◆ TASK REQUIREMENTS ◆
The answer must consist of every line in the data below that holds the word "전주동부요양원".

◆ ENTRIES SUPPLIED ◆
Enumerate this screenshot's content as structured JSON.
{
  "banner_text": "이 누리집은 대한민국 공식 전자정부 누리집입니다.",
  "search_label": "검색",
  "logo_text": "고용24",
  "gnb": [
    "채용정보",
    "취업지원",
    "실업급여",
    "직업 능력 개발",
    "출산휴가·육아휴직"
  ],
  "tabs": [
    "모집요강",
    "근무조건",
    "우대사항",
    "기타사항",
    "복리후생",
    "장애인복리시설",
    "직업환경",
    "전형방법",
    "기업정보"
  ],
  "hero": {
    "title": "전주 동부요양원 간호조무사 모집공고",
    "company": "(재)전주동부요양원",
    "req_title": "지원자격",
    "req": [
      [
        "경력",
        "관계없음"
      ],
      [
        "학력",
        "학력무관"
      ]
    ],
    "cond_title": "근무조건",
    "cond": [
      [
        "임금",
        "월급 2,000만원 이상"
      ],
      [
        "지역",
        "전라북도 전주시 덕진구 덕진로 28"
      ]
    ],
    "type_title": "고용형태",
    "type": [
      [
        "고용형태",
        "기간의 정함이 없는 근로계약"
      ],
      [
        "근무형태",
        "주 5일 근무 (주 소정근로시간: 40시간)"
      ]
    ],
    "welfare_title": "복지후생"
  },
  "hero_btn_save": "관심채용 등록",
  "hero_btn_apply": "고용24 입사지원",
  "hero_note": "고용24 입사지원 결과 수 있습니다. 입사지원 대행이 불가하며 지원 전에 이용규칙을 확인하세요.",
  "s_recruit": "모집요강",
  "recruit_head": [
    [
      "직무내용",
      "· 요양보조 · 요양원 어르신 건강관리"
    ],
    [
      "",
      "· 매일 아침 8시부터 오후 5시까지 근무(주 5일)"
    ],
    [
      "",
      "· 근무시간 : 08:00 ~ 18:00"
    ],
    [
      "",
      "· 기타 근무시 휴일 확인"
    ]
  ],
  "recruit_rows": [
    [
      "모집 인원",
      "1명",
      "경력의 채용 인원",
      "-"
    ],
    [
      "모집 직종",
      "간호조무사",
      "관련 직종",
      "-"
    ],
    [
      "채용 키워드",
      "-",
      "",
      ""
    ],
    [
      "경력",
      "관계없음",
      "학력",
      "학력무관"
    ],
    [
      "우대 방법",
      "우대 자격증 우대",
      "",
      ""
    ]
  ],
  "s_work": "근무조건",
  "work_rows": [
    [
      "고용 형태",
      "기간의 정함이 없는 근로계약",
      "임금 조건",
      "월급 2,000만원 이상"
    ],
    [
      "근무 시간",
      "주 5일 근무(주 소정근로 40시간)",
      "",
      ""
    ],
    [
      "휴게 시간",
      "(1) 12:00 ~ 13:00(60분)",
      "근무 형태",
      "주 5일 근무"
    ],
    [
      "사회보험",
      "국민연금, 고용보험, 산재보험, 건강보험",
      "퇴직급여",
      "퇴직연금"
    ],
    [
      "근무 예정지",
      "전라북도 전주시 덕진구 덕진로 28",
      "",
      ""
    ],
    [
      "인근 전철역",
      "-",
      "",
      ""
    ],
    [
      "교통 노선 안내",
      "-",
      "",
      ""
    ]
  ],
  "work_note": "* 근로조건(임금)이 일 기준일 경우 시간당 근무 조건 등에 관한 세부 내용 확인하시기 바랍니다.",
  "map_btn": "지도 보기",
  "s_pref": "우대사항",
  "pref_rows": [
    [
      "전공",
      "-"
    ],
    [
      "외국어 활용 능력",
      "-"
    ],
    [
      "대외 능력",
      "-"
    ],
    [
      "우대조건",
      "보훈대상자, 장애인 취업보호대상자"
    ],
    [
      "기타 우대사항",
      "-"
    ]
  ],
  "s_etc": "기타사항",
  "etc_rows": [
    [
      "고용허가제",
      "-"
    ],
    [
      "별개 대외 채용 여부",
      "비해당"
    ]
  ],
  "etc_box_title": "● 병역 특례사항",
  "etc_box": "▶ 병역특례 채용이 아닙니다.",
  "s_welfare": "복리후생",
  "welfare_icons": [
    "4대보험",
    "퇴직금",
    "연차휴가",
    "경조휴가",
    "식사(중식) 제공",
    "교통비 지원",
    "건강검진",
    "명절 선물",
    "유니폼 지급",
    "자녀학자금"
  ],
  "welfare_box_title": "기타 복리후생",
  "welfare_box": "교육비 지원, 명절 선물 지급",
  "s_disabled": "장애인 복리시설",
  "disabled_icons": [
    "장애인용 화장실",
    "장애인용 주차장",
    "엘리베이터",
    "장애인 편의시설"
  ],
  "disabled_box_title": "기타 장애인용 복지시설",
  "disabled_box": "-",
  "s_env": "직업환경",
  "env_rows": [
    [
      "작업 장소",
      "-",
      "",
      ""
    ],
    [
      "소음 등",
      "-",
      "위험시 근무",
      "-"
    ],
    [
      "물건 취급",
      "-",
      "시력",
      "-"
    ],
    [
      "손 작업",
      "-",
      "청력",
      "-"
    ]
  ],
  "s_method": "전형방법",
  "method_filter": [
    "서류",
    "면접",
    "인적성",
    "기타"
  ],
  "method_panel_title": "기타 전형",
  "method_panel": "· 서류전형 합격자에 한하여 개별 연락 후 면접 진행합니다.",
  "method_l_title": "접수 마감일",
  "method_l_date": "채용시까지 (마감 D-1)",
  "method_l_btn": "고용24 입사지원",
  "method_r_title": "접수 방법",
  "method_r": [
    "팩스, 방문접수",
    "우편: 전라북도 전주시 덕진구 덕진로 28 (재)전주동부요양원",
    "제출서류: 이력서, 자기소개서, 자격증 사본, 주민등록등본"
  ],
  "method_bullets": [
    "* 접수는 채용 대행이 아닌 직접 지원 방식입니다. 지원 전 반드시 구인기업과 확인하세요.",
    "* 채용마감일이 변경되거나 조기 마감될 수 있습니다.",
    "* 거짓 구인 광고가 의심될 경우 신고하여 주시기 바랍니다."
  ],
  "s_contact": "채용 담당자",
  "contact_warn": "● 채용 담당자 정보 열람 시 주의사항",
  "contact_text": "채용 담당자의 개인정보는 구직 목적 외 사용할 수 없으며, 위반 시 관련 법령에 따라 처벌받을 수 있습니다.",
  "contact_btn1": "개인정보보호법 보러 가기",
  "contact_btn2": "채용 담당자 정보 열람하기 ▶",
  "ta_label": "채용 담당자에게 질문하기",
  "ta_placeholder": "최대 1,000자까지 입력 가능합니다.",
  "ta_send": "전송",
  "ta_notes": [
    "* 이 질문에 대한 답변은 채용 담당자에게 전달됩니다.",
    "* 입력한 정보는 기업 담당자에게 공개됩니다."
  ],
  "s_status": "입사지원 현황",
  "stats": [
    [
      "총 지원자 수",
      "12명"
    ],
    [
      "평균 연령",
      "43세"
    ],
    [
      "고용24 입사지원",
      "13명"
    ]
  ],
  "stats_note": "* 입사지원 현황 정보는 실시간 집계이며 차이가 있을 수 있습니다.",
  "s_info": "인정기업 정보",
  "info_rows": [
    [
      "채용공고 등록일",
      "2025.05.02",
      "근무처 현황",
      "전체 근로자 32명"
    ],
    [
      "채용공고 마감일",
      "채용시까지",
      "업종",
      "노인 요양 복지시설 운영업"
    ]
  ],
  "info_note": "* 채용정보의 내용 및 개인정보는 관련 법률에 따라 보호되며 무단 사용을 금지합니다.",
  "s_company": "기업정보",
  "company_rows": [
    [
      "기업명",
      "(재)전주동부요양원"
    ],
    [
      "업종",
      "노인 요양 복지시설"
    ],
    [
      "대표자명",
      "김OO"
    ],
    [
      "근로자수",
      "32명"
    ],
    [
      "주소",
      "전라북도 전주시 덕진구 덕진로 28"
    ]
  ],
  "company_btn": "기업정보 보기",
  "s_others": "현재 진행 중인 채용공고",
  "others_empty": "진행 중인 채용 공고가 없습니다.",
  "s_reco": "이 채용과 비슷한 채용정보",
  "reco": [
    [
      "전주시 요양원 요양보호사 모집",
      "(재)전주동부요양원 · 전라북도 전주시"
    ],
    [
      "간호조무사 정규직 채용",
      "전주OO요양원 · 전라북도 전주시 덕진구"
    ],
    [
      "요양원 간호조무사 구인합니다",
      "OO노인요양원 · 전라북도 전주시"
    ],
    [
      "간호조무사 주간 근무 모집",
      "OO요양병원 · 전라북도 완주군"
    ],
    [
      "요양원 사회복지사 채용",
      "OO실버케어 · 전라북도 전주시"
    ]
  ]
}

◆ RESULT OF THE TASK ◆
    "company": "(재)전주동부요양원",
    "우편: 전라북도 전주시 덕진구 덕진로 28 (재)전주동부요양원",
      "(재)전주동부요양원"
      "(재)전주동부요양원 · 전라북도 전주시"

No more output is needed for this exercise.